AB - There is, today, a powerful social norm against prejudice (Billig, 1988). Speakers orient to possible attributions of prejudice and protect their identities through rhetorical and pragmatic strategies, e.g. disclaimers, mitigation, denials and reformulations (Augustinos & Every, 2007; Goodman & Burke, 2010; van Dijk, 1992; Verkuyten et al., 1994). Research in this area is predominantly undertaken from a Critical perspective and focuses on structural inequalities (particularly race and gender). Such studies show how ‘new’ or ‘modern’ forms of discriminatory discourse allow speakers to express prejudiced viewpoints (i.e. to say the ‘unsayable’) without negative identity repercussions; thereby bolstering the very structures and inequalities that the speakers ostensibly deny. However, speakers may also demonstrate sensitivity around unexpected issues which lack overt prejudice connotations (Condor, 2000). This paper examines how five young female academics problematise and resolve their preference for an ‘intelligent’ romantic partner. This preference is wholly uncontroversial in relationship/mate selection terms (Greitmeyer, 2007; Furnham, 2009), but here, in the academic context, it is clearly treated as accountable. The data show functional and lexical features of new discriminatory discourse. The speakers orient towards attributions of intellectual elitism and use various discursive means to deflect these, including: disclaimers, hedging, mitigation of claims, particularisation, justifications, explicit denials, self-positioning and alignments with others, deflection of responsibility, personal examples, and extensive reformulation of intelligence both as a general concept and as a factor in a romantic relationship. Ultimately, the speakers maintain and indeed, reinforce, their stated preference for an intelligent partner, but simultaneously, they present their own identities as reasonable, practical and egalitarian. The analysis demonstrates how the anti-prejudice norm extends across settings/topics and how accountability is occasioned and context-specific. In turn (and particularly because here, the speakers are not seen to be expressing the ‘unsayable’), this has implications for how prejudice itself, as a discursive construct, can be empirically identified and evidenced. Specifically, it might be argued that analysts only have empirical access to accountability (as occasioned in specific contexts), rather than to exclusionary or prejudiced ideologies per se.

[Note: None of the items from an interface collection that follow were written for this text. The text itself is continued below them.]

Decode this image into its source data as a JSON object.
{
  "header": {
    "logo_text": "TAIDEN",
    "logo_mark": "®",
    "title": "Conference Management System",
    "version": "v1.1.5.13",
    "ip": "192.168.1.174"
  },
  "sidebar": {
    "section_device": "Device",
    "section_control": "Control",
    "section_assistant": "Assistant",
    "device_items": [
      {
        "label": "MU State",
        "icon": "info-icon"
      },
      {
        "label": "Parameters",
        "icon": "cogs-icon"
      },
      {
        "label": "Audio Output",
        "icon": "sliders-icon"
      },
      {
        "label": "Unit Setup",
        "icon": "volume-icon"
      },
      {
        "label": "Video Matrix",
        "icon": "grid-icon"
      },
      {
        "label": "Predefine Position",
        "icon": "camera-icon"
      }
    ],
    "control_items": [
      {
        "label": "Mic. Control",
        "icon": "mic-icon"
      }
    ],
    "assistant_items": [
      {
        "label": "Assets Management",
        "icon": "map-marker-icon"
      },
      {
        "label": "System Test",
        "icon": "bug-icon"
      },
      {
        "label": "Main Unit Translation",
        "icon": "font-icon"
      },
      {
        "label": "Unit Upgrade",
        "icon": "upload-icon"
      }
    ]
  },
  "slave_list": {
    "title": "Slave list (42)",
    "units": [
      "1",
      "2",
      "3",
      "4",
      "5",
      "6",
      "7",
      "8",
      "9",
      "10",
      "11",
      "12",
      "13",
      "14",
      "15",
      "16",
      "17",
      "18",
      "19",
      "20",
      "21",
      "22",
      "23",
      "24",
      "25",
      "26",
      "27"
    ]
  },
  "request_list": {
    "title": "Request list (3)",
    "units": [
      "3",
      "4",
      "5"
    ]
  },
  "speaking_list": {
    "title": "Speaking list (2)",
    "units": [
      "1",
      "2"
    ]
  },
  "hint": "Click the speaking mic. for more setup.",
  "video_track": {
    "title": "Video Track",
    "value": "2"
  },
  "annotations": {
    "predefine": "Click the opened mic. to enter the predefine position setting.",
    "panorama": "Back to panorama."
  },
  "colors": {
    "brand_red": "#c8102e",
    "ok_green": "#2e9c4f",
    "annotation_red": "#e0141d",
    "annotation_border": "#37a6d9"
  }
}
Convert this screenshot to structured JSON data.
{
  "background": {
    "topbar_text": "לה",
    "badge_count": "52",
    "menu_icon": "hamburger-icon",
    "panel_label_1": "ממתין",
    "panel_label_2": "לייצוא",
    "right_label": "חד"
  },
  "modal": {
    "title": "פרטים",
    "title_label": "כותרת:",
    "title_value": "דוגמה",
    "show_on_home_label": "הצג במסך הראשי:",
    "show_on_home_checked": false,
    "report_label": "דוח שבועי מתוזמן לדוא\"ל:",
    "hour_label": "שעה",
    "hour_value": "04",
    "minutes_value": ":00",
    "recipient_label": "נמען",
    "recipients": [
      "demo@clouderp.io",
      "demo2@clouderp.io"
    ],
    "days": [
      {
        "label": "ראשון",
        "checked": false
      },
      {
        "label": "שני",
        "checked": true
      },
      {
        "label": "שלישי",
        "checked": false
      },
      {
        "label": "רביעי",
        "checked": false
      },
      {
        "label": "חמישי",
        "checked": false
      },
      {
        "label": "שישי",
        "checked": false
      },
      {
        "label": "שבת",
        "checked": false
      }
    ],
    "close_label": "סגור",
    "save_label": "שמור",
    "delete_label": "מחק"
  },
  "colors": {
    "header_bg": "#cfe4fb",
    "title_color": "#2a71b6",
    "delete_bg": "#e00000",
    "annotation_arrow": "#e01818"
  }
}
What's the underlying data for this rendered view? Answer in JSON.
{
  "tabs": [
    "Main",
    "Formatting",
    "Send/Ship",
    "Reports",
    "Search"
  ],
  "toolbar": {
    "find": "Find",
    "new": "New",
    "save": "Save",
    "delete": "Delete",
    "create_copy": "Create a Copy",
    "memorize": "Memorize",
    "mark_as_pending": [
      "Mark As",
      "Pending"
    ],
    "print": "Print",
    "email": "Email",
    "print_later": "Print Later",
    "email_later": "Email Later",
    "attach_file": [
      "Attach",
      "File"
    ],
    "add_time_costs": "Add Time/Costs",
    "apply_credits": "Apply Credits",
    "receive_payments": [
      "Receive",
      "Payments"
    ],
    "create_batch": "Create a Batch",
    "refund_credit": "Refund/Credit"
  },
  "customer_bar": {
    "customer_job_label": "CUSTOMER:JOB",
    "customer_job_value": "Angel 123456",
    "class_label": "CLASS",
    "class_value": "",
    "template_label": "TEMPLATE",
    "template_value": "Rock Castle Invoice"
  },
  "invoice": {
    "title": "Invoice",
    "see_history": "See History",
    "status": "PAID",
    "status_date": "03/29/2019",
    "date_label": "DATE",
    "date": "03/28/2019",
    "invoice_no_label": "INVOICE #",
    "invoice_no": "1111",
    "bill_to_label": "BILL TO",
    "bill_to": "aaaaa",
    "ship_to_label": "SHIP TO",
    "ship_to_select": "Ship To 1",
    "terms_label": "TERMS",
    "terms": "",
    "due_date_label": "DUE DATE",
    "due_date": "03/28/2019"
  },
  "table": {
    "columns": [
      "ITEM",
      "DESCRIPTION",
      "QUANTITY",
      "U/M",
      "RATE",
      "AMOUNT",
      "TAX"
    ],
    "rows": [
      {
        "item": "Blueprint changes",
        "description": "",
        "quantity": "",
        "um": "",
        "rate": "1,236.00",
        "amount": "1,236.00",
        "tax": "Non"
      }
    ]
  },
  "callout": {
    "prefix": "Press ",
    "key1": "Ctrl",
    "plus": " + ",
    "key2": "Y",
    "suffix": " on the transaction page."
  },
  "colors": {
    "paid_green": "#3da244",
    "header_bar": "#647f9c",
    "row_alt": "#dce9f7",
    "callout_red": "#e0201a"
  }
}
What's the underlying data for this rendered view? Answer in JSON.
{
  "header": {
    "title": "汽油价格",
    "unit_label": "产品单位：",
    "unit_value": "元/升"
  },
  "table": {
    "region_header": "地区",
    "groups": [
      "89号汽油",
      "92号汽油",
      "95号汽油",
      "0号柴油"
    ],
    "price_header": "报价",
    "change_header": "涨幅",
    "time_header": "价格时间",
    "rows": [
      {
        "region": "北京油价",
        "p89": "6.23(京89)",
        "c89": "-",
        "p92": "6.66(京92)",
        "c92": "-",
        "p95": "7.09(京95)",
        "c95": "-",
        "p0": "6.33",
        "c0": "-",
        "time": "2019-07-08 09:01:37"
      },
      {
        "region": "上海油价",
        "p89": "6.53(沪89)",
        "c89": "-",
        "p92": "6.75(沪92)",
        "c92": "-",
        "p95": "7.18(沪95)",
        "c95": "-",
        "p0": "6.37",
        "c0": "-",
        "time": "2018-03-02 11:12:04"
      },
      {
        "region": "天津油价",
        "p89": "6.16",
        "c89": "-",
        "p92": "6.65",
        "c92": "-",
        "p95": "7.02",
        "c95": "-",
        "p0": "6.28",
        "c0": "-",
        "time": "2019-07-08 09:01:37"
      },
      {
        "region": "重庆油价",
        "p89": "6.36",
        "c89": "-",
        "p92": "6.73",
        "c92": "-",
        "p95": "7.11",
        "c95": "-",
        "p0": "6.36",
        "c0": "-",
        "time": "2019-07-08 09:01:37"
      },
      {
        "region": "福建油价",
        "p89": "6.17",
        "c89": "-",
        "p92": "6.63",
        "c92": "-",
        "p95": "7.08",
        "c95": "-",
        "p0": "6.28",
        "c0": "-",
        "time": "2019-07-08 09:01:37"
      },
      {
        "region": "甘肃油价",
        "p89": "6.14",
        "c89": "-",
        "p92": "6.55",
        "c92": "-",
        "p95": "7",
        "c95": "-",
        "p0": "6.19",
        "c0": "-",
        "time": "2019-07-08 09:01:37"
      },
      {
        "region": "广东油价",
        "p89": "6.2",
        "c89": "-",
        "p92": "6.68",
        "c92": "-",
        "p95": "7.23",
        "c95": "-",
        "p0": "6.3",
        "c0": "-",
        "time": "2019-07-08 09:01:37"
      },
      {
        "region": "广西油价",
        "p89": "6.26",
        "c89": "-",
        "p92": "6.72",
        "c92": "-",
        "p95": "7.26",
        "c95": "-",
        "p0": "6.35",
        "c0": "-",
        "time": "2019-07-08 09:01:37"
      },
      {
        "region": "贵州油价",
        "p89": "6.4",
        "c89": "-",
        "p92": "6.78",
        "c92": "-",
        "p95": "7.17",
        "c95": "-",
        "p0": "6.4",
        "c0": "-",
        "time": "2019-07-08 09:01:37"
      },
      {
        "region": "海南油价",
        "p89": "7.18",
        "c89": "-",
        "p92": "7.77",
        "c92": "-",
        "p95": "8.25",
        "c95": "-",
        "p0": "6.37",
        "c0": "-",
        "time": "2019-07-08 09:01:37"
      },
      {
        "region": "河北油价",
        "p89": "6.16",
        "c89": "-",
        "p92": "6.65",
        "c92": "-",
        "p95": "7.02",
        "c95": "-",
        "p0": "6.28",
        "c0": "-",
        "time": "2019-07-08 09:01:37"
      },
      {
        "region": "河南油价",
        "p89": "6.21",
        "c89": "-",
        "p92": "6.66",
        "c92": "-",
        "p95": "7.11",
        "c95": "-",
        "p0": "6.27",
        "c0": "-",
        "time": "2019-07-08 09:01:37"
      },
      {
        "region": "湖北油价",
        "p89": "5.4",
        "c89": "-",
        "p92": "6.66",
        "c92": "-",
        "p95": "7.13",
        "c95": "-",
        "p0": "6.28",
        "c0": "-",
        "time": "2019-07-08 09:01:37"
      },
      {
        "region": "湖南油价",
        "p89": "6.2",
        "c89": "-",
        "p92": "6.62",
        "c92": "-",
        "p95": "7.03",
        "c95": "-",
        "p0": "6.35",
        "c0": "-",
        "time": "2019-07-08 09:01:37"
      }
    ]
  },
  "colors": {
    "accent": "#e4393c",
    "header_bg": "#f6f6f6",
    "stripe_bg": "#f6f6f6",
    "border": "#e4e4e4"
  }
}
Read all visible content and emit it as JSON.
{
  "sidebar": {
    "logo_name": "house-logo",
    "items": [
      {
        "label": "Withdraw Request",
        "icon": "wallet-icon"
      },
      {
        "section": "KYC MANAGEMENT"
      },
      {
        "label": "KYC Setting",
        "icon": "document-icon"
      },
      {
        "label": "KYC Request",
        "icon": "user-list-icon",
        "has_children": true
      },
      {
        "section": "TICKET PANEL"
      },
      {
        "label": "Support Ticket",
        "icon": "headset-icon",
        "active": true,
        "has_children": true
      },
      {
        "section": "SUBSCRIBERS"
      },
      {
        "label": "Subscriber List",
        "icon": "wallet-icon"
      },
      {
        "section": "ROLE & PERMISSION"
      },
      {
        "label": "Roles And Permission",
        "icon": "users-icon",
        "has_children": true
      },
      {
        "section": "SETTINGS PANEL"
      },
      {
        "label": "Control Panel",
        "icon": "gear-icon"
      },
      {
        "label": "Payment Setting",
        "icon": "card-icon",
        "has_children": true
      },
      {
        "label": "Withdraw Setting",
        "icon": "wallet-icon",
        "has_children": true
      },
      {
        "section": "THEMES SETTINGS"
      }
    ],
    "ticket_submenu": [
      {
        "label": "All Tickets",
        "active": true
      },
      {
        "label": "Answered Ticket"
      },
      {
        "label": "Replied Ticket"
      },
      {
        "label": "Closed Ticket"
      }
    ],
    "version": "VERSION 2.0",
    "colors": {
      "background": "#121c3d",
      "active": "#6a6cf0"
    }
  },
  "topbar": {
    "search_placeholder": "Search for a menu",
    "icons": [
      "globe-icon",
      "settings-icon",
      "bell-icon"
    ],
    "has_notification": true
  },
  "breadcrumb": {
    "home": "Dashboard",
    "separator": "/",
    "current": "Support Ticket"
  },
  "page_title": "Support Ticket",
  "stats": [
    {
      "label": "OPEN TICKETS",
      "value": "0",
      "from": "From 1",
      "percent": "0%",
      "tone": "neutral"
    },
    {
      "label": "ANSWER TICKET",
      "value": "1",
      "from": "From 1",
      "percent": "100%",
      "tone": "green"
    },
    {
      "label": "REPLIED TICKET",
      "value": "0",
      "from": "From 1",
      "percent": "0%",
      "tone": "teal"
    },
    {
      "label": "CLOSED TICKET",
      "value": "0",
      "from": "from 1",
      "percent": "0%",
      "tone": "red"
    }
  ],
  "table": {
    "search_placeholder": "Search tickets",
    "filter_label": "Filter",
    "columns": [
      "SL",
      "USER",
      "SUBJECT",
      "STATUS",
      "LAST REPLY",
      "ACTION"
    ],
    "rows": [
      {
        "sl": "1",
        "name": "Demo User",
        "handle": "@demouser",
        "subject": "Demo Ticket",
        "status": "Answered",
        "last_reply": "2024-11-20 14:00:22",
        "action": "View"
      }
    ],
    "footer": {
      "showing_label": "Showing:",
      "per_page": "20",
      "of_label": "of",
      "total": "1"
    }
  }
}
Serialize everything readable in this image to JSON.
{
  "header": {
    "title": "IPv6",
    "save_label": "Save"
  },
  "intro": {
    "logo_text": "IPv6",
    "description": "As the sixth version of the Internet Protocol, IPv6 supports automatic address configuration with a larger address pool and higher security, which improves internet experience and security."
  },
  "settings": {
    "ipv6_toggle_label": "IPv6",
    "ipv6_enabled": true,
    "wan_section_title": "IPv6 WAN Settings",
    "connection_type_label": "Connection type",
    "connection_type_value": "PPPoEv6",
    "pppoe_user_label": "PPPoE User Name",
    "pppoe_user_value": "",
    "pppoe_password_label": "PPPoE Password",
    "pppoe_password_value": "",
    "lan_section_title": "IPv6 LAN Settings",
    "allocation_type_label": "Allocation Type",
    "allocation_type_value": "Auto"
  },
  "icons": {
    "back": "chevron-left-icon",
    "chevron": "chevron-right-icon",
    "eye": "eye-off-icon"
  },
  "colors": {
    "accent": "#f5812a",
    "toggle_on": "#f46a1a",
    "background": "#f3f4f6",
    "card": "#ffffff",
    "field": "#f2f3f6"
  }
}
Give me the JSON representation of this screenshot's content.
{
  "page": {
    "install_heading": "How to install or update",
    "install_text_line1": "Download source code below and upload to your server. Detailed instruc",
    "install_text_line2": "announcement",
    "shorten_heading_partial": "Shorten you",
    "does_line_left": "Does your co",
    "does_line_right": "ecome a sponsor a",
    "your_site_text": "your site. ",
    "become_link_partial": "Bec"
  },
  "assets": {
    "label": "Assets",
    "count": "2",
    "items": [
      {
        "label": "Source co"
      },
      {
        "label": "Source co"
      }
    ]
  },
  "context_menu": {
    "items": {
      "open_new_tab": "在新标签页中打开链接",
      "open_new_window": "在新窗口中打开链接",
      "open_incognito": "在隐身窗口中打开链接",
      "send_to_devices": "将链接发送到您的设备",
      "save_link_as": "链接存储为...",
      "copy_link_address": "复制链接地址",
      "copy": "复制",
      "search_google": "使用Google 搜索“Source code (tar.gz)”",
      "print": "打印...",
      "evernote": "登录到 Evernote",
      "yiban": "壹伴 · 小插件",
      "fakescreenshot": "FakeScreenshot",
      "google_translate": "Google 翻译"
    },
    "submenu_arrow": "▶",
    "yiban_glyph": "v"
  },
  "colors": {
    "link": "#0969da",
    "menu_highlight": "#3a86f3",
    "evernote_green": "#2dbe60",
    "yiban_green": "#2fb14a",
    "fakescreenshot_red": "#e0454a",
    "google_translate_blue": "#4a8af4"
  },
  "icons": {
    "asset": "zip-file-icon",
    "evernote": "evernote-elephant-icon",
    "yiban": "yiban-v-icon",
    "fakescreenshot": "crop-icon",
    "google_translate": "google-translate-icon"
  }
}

M3 - Abstract

ER -

Stapleton K. 'I don't mean necessarily absolutely intelligent': Accountability concerns in a discussion of mate preferences. 2015. Abstract from 14th International Pragmatics Association Conference, Antwerp, Belgium.